SOURCE MATERIAL START

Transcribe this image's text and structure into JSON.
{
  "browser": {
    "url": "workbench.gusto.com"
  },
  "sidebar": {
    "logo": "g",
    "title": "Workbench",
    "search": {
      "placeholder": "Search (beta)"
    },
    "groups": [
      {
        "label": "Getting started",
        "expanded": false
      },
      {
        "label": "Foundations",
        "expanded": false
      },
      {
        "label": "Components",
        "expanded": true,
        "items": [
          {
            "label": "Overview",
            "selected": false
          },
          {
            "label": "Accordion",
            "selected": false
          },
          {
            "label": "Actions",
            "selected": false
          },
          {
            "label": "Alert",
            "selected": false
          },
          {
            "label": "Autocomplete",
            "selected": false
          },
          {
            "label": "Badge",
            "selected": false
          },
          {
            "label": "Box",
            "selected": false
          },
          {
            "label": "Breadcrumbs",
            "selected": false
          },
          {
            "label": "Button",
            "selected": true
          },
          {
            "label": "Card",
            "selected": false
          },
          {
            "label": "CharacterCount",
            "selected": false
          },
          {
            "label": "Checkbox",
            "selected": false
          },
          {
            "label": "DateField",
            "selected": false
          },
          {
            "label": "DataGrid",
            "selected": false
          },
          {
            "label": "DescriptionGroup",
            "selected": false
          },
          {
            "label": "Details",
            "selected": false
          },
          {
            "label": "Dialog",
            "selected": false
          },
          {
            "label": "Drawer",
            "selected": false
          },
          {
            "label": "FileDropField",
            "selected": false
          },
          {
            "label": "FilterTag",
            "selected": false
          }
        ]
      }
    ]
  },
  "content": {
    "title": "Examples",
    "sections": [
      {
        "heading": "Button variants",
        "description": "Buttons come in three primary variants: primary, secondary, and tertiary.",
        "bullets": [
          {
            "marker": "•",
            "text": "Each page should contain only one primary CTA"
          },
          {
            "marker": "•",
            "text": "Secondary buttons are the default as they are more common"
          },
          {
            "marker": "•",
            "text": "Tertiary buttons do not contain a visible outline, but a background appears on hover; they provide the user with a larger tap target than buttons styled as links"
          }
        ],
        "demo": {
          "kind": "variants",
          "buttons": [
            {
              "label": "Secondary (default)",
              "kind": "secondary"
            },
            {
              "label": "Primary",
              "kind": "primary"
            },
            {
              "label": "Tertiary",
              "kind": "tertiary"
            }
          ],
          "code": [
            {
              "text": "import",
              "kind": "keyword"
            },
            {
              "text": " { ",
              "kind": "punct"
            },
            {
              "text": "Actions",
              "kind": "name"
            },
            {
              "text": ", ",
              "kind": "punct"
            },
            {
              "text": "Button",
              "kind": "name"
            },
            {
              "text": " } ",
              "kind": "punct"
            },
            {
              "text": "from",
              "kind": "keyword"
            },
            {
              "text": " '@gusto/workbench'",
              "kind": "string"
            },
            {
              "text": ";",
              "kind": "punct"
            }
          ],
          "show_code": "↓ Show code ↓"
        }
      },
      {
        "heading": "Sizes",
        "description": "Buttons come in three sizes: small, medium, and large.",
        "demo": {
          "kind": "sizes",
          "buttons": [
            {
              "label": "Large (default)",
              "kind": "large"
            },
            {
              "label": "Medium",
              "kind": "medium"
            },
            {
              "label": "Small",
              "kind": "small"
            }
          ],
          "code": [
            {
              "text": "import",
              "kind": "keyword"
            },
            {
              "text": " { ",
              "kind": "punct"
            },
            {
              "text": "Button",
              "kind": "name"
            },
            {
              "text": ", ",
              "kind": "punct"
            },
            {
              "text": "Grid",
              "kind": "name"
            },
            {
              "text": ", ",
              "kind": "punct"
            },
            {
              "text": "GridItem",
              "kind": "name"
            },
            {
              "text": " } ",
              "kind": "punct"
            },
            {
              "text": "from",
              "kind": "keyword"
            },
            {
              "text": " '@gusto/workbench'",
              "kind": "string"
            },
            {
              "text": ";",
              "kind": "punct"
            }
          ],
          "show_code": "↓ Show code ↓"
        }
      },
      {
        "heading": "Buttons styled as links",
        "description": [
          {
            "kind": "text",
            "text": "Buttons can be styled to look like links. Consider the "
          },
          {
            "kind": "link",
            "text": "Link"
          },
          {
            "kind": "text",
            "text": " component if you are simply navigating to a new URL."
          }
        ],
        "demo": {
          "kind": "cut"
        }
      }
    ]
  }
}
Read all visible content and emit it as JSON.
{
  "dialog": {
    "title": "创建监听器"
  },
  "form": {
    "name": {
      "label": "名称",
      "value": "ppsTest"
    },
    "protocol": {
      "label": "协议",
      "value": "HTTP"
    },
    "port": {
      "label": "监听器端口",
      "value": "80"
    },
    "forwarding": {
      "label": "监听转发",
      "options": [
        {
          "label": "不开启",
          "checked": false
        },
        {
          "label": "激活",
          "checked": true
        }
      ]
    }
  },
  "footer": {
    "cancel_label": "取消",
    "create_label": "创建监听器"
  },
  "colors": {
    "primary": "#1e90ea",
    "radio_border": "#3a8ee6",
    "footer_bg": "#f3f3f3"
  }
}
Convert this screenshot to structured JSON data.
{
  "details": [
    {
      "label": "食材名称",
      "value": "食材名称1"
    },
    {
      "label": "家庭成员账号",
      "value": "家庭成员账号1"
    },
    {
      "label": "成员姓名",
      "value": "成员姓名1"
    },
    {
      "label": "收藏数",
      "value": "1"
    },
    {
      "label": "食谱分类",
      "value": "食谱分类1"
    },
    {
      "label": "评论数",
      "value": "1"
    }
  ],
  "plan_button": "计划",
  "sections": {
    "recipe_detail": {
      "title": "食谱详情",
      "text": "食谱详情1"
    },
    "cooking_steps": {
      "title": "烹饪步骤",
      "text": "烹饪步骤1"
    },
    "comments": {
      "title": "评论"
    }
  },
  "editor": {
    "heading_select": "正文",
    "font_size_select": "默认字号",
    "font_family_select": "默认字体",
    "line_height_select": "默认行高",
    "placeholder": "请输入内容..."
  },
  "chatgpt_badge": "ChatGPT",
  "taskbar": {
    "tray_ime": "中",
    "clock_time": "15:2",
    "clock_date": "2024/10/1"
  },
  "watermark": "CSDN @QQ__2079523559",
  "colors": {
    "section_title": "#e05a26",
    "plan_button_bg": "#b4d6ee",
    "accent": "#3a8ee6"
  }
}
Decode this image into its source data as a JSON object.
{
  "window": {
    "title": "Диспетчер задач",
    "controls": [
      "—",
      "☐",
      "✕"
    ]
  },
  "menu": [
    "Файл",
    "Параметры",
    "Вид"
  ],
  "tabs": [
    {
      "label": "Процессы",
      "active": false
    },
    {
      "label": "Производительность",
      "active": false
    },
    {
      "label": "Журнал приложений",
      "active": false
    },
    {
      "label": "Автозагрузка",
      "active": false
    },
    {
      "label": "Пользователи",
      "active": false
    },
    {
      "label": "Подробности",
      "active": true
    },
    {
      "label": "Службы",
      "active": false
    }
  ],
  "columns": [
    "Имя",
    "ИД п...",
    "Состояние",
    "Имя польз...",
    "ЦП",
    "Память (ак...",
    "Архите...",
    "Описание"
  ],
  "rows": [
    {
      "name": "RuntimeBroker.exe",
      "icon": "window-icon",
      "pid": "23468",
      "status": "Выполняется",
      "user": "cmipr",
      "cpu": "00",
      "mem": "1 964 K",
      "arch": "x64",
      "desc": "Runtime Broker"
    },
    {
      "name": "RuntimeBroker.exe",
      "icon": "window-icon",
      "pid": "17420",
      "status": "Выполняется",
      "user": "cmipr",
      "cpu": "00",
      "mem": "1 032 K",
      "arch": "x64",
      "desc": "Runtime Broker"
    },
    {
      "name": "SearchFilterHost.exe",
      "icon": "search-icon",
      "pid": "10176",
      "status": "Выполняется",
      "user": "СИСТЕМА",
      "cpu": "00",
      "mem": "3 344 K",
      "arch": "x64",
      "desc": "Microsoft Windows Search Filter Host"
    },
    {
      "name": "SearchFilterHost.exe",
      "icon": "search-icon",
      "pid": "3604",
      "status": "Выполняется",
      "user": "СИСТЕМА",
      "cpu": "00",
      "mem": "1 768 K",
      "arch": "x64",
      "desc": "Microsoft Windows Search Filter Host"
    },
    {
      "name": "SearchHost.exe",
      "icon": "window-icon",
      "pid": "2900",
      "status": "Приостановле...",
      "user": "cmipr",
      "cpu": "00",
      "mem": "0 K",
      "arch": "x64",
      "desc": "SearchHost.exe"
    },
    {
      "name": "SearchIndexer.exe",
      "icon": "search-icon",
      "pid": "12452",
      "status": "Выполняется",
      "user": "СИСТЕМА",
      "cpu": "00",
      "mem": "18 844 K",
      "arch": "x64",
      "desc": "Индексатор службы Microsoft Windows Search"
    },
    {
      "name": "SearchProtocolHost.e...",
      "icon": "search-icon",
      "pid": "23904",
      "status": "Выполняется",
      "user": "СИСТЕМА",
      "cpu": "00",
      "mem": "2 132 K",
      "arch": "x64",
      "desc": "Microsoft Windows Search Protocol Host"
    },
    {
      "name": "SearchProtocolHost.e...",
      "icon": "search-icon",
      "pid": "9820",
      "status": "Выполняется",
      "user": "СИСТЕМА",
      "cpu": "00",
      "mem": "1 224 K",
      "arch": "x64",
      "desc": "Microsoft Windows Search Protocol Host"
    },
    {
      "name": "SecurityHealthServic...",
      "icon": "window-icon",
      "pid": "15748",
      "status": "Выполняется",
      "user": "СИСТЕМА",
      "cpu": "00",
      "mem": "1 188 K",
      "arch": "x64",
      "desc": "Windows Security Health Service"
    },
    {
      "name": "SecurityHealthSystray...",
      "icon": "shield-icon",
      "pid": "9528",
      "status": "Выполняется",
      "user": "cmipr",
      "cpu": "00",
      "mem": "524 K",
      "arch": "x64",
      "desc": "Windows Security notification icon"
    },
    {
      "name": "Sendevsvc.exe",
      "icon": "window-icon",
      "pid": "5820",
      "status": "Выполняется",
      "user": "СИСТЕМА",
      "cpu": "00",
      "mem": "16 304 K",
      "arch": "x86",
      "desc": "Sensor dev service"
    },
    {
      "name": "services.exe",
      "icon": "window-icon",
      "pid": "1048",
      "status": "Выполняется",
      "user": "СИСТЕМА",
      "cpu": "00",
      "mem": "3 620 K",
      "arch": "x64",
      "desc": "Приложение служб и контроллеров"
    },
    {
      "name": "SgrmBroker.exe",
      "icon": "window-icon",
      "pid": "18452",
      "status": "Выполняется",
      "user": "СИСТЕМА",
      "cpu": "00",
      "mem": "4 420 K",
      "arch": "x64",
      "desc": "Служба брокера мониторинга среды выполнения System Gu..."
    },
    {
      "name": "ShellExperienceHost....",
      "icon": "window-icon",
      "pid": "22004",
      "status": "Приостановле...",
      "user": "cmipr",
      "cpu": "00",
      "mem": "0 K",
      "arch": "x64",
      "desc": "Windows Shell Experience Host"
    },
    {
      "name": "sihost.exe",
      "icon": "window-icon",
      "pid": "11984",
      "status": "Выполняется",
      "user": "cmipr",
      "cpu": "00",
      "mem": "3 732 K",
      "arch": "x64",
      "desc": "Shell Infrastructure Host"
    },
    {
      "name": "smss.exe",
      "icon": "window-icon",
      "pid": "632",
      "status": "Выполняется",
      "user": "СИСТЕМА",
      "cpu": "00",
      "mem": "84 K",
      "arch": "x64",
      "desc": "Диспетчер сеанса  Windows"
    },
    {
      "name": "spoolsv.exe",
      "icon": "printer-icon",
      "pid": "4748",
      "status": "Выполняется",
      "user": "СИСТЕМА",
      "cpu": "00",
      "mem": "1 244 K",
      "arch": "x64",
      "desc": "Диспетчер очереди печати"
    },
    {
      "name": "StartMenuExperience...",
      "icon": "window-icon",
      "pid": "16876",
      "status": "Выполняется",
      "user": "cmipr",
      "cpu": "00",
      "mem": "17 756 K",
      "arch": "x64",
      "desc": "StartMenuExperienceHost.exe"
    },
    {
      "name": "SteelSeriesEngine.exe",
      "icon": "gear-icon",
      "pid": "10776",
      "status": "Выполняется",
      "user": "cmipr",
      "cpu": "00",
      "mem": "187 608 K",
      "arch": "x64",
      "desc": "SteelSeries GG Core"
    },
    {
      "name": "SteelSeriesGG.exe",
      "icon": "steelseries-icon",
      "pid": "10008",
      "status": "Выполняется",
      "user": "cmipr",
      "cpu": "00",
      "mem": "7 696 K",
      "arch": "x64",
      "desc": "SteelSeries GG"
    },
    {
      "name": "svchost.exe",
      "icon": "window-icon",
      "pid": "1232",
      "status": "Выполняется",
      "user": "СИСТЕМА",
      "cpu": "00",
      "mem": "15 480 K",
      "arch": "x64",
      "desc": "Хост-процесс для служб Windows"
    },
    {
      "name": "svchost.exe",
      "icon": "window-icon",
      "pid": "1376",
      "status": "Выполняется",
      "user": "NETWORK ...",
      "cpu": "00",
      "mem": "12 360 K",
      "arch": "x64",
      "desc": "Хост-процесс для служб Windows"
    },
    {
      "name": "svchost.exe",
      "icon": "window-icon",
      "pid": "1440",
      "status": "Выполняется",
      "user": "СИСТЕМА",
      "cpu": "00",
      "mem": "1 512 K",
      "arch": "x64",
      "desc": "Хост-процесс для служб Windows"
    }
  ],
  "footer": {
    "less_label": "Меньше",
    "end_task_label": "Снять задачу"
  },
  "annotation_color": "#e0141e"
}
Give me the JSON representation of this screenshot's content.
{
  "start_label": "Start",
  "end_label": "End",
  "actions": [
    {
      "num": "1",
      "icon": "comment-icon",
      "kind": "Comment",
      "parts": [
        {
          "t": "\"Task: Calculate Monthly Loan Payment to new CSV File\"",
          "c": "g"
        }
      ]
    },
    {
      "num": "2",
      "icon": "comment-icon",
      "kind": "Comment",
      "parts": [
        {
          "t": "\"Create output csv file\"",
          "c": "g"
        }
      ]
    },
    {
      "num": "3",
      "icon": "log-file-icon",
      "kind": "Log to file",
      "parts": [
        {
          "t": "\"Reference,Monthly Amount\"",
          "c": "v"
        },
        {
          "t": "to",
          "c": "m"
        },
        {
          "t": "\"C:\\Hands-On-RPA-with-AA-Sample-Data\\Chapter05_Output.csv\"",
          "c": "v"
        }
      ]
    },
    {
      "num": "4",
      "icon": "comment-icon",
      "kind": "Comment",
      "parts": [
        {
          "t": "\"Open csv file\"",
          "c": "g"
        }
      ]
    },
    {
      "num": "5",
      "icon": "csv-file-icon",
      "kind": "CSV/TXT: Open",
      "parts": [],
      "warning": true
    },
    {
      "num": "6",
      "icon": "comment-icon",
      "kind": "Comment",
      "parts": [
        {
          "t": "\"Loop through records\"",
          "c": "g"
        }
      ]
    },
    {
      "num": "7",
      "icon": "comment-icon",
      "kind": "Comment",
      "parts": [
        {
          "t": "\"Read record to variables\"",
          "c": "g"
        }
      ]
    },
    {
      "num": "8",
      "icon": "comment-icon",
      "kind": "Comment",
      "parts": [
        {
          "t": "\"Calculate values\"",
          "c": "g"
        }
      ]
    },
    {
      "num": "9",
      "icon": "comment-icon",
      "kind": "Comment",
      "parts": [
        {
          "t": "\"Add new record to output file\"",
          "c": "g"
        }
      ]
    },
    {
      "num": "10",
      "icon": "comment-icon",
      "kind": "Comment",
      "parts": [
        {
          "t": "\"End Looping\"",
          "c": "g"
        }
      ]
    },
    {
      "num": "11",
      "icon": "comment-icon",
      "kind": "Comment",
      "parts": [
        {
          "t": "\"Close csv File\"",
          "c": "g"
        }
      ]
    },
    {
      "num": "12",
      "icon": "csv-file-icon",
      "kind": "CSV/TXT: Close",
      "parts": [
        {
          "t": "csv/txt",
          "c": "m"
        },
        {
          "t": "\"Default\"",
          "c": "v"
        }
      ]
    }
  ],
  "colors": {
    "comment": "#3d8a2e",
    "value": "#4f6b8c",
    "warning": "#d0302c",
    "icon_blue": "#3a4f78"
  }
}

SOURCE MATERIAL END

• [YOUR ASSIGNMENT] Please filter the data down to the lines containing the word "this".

• [TASK OUTPUT]
Transcribe this image's text and structure into JSON.
Convert this screenshot to structured JSON data.
Decode this image into its source data as a JSON object.
Give me the JSON representation of this screenshot's content.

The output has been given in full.